According to the most recent enrollment numbers there are 30,106 school-age children living within the boundaries of District 196. Of those, 26,661 attend district schools. More than half of those who don't -- 1,850 -- attend private schools. Another 426 are home schooled.

"Public schools are competing effectively with the many educational options parents have for their children," superintendent John Currie said.

The number of private- and home schooled students is declining. In 2005-06 there were 2,024 district students attending private school and 454 being home schooled. The district's overall student population is also declining.

Maintaining a healthy capture rate -- the technical term for the percentage of students who attend public schools in their home district -- will be increasingly important for ISD 196 as the overall pool of students declines. With state funding dependent in part on enrollment, more students means more money.

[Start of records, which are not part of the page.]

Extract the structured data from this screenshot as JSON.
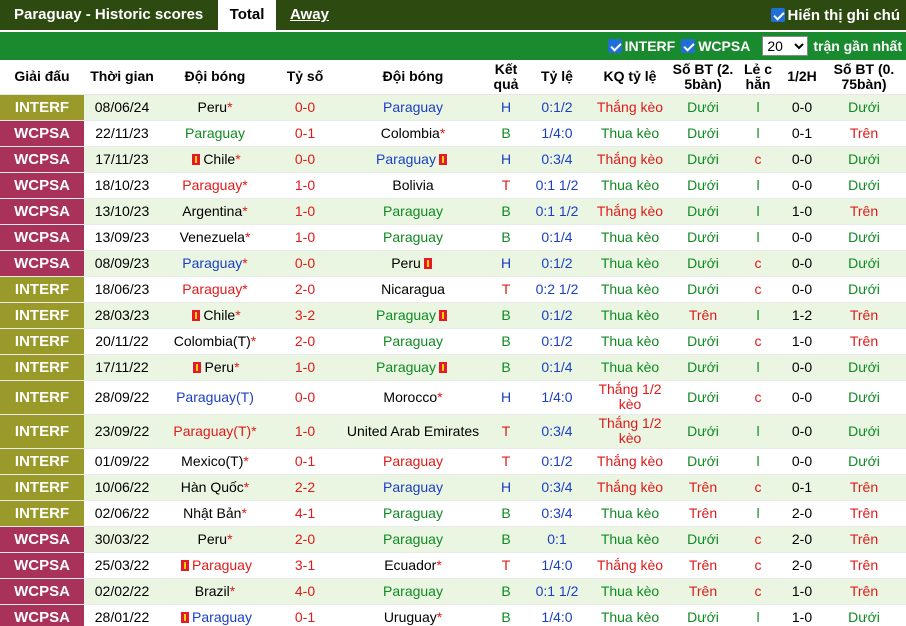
{
  "header": {
    "title": "Paraguay - Historic scores",
    "tab_total": "Total",
    "tab_away": "Away",
    "toggle_label": "Hiển thị ghi chú"
  },
  "filters": {
    "interf": "INTERF",
    "wcpsa": "WCPSA",
    "count": "20",
    "suffix": "trận gần nhất"
  },
  "columns": [
    "Giải đấu",
    "Thời gian",
    "Đội bóng",
    "Tỷ số",
    "Đội bóng",
    "Kết quả",
    "Tỷ lệ",
    "KQ tỷ lệ",
    "Số BT (2.5bàn)",
    "Lẻ chẵn",
    "1/2H",
    "Số BT (0.75bàn)"
  ],
  "column_lines": {
    "ket": [
      "Kết",
      "quả"
    ],
    "sobt25": [
      "Số BT (2.",
      "5bàn)"
    ],
    "lechan": [
      "Lẻ c",
      "hẵn"
    ],
    "sobt075": [
      "Số BT (0.",
      "75bàn)"
    ]
  },
  "colors": {
    "interf": "#9a9a2a",
    "wcpsa": "#a8325a",
    "header_bar": "#2d4a10",
    "filter_bar": "#1a8a2f"
  },
  "rows": [
    {
      "comp": "INTERF",
      "date": "08/06/24",
      "home": "Peru",
      "home_star": true,
      "home_card": false,
      "home_color": "black",
      "score": "0-0",
      "away": "Paraguay",
      "away_star": false,
      "away_card": false,
      "away_color": "blue",
      "result": "H",
      "odds": "0:1/2",
      "kq": "Thắng kèo",
      "bt25": "Dưới",
      "lc": "l",
      "half": "0-0",
      "bt075": "Dưới"
    },
    {
      "comp": "WCPSA",
      "date": "22/11/23",
      "home": "Paraguay",
      "home_star": false,
      "home_card": false,
      "home_color": "green",
      "score": "0-1",
      "away": "Colombia",
      "away_star": true,
      "away_card": false,
      "away_color": "black",
      "result": "B",
      "odds": "1/4:0",
      "kq": "Thua kèo",
      "bt25": "Dưới",
      "lc": "l",
      "half": "0-1",
      "bt075": "Trên"
    },
    {
      "comp": "WCPSA",
      "date": "17/11/23",
      "home": "Chile",
      "home_star": true,
      "home_card": true,
      "home_color": "black",
      "score": "0-0",
      "away": "Paraguay",
      "away_star": false,
      "away_card": true,
      "away_color": "blue",
      "result": "H",
      "odds": "0:3/4",
      "kq": "Thắng kèo",
      "bt25": "Dưới",
      "lc": "c",
      "half": "0-0",
      "bt075": "Dưới"
    },
    {
      "comp": "WCPSA",
      "date": "18/10/23",
      "home": "Paraguay",
      "home_star": true,
      "home_card": false,
      "home_color": "red",
      "score": "1-0",
      "away": "Bolivia",
      "away_star": false,
      "away_card": false,
      "away_color": "black",
      "result": "T",
      "odds": "0:1 1/2",
      "kq": "Thua kèo",
      "bt25": "Dưới",
      "lc": "l",
      "half": "0-0",
      "bt075": "Dưới"
    },
    {
      "comp": "WCPSA",
      "date": "13/10/23",
      "home": "Argentina",
      "home_star": true,
      "home_card": false,
      "home_color": "black",
      "score": "1-0",
      "away": "Paraguay",
      "away_star": false,
      "away_card": false,
      "away_color": "green",
      "result": "B",
      "odds": "0:1 1/2",
      "kq": "Thắng kèo",
      "bt25": "Dưới",
      "lc": "l",
      "half": "1-0",
      "bt075": "Trên"
    },
    {
      "comp": "WCPSA",
      "date": "13/09/23",
      "home": "Venezuela",
      "home_star": true,
      "home_card": false,
      "home_color": "black",
      "score": "1-0",
      "away": "Paraguay",
      "away_star": false,
      "away_card": false,
      "away_color": "green",
      "result": "B",
      "odds": "0:1/4",
      "kq": "Thua kèo",
      "bt25": "Dưới",
      "lc": "l",
      "half": "0-0",
      "bt075": "Dưới"
    },
    {
      "comp": "WCPSA",
      "date": "08/09/23",
      "home": "Paraguay",
      "home_star": true,
      "home_card": false,
      "home_color": "blue",
      "score": "0-0",
      "away": "Peru",
      "away_star": false,
      "away_card": true,
      "away_color": "black",
      "result": "H",
      "odds": "0:1/2",
      "kq": "Thua kèo",
      "bt25": "Dưới",
      "lc": "c",
      "half": "0-0",
      "bt075": "Dưới"
    },
    {
      "comp": "INTERF",
      "date": "18/06/23",
      "home": "Paraguay",
      "home_star": true,
      "home_card": false,
      "home_color": "red",
      "score": "2-0",
      "away": "Nicaragua",
      "away_star": false,
      "away_card": false,
      "away_color": "black",
      "result": "T",
      "odds": "0:2 1/2",
      "kq": "Thua kèo",
      "bt25": "Dưới",
      "lc": "c",
      "half": "0-0",
      "bt075": "Dưới"
    },
    {
      "comp": "INTERF",
      "date": "28/03/23",
      "home": "Chile",
      "home_star": true,
      "home_card": true,
      "home_color": "black",
      "score": "3-2",
      "away": "Paraguay",
      "away_star": false,
      "away_card": true,
      "away_color": "green",
      "result": "B",
      "odds": "0:1/2",
      "kq": "Thua kèo",
      "bt25": "Trên",
      "lc": "l",
      "half": "1-2",
      "bt075": "Trên"
    },
    {
      "comp": "INTERF",
      "date": "20/11/22",
      "home": "Colombia(T)",
      "home_star": true,
      "home_card": false,
      "home_color": "black",
      "score": "2-0",
      "away": "Paraguay",
      "away_star": false,
      "away_card": false,
      "away_color": "green",
      "result": "B",
      "odds": "0:1/2",
      "kq": "Thua kèo",
      "bt25": "Dưới",
      "lc": "c",
      "half": "1-0",
      "bt075": "Trên"
    },
    {
      "comp": "INTERF",
      "date": "17/11/22",
      "home": "Peru",
      "home_star": true,
      "home_card": true,
      "home_color": "black",
      "score": "1-0",
      "away": "Paraguay",
      "away_star": false,
      "away_card": true,
      "away_color": "green",
      "result": "B",
      "odds": "0:1/4",
      "kq": "Thua kèo",
      "bt25": "Dưới",
      "lc": "l",
      "half": "0-0",
      "bt075": "Dưới"
    },
    {
      "comp": "INTERF",
      "date": "28/09/22",
      "home": "Paraguay(T)",
      "home_star": false,
      "home_card": false,
      "home_color": "blue",
      "score": "0-0",
      "away": "Morocco",
      "away_star": true,
      "away_card": false,
      "away_color": "black",
      "result": "H",
      "odds": "1/4:0",
      "kq": "Thắng 1/2 kèo",
      "bt25": "Dưới",
      "lc": "c",
      "half": "0-0",
      "bt075": "Dưới",
      "tall": true
    },
    {
      "comp": "INTERF",
      "date": "23/09/22",
      "home": "Paraguay(T)",
      "home_star": true,
      "home_card": false,
      "home_color": "red",
      "score": "1-0",
      "away": "United Arab Emirates",
      "away_star": false,
      "away_card": false,
      "away_color": "black",
      "result": "T",
      "odds": "0:3/4",
      "kq": "Thắng 1/2 kèo",
      "bt25": "Dưới",
      "lc": "l",
      "half": "0-0",
      "bt075": "Dưới",
      "tall": true
    },
    {
      "comp": "INTERF",
      "date": "01/09/22",
      "home": "Mexico(T)",
      "home_star": true,
      "home_card": false,
      "home_color": "black",
      "score": "0-1",
      "away": "Paraguay",
      "away_star": false,
      "away_card": false,
      "away_color": "red",
      "result": "T",
      "odds": "0:1/2",
      "kq": "Thắng kèo",
      "bt25": "Dưới",
      "lc": "l",
      "half": "0-0",
      "bt075": "Dưới"
    },
    {
      "comp": "INTERF",
      "date": "10/06/22",
      "home": "Hàn Quốc",
      "home_star": true,
      "home_card": false,
      "home_color": "black",
      "score": "2-2",
      "away": "Paraguay",
      "away_star": false,
      "away_card": false,
      "away_color": "blue",
      "result": "H",
      "odds": "0:3/4",
      "kq": "Thắng kèo",
      "bt25": "Trên",
      "lc": "c",
      "half": "0-1",
      "bt075": "Trên"
    },
    {
      "comp": "INTERF",
      "date": "02/06/22",
      "home": "Nhật Bản",
      "home_star": true,
      "home_card": false,
      "home_color": "black",
      "score": "4-1",
      "away": "Paraguay",
      "away_star": false,
      "away_card": false,
      "away_color": "green",
      "result": "B",
      "odds": "0:3/4",
      "kq": "Thua kèo",
      "bt25": "Trên",
      "lc": "l",
      "half": "2-0",
      "bt075": "Trên"
    },
    {
      "comp": "WCPSA",
      "date": "30/03/22",
      "home": "Peru",
      "home_star": true,
      "home_card": false,
      "home_color": "black",
      "score": "2-0",
      "away": "Paraguay",
      "away_star": false,
      "away_card": false,
      "away_color": "green",
      "result": "B",
      "odds": "0:1",
      "kq": "Thua kèo",
      "bt25": "Dưới",
      "lc": "c",
      "half": "2-0",
      "bt075": "Trên"
    },
    {
      "comp": "WCPSA",
      "date": "25/03/22",
      "home": "Paraguay",
      "home_star": false,
      "home_card": true,
      "home_color": "red",
      "score": "3-1",
      "away": "Ecuador",
      "away_star": true,
      "away_card": false,
      "away_color": "black",
      "result": "T",
      "odds": "1/4:0",
      "kq": "Thắng kèo",
      "bt25": "Trên",
      "lc": "c",
      "half": "2-0",
      "bt075": "Trên"
    },
    {
      "comp": "WCPSA",
      "date": "02/02/22",
      "home": "Brazil",
      "home_star": true,
      "home_card": false,
      "home_color": "black",
      "score": "4-0",
      "away": "Paraguay",
      "away_star": false,
      "away_card": false,
      "away_color": "green",
      "result": "B",
      "odds": "0:1 1/2",
      "kq": "Thua kèo",
      "bt25": "Trên",
      "lc": "c",
      "half": "1-0",
      "bt075": "Trên"
    },
    {
      "comp": "WCPSA",
      "date": "28/01/22",
      "home": "Paraguay",
      "home_star": false,
      "home_card": true,
      "home_color": "blue",
      "score": "0-1",
      "away": "Uruguay",
      "away_star": true,
      "away_card": false,
      "away_color": "black",
      "result": "B",
      "odds": "1/4:0",
      "kq": "Thua kèo",
      "bt25": "Dưới",
      "lc": "l",
      "half": "1-0",
      "bt075": "Dưới"
    }
  ]
}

"While if you have fewer students your costs should go down it doesn't totally equate," district communication specialist Tony Taschner said. "As you decline you still have costs that don't necessarily go away. It takes a little bit longer for that to happen."

In some cases that need to keep enrollment up is leading districts to actively court students both within and beyond their borders. In Minneapolis, schools have put up billboards and bus station posters boasting about what they have to offer. According to a December story in the Minnetonka Sun-Sailor newspaper the Minnetonka School District actively recruits students from other districts. According to the paper about 11 percent of the district's 8,118 students are from other districts, with each worth abut $5,124 in funding. Some students come from as far away as White Bear Lake and Albertville.

Taschner said recruiting students hasn't been a priority for ISD 196, which until a few years ago was still growing and adding schools. But Taschner said bringing in students from outside the district could become increasingly important as enrollment continues to shrink.

There has already been some competition for students within the district. When the district opened three magnet elementary schools in 2007 the remaining traditional elementary schools found themselves pitching their strengths to keep students from moving.

"I think you're only going to see more of that," Taschner said. "Even within the district there's competition for students.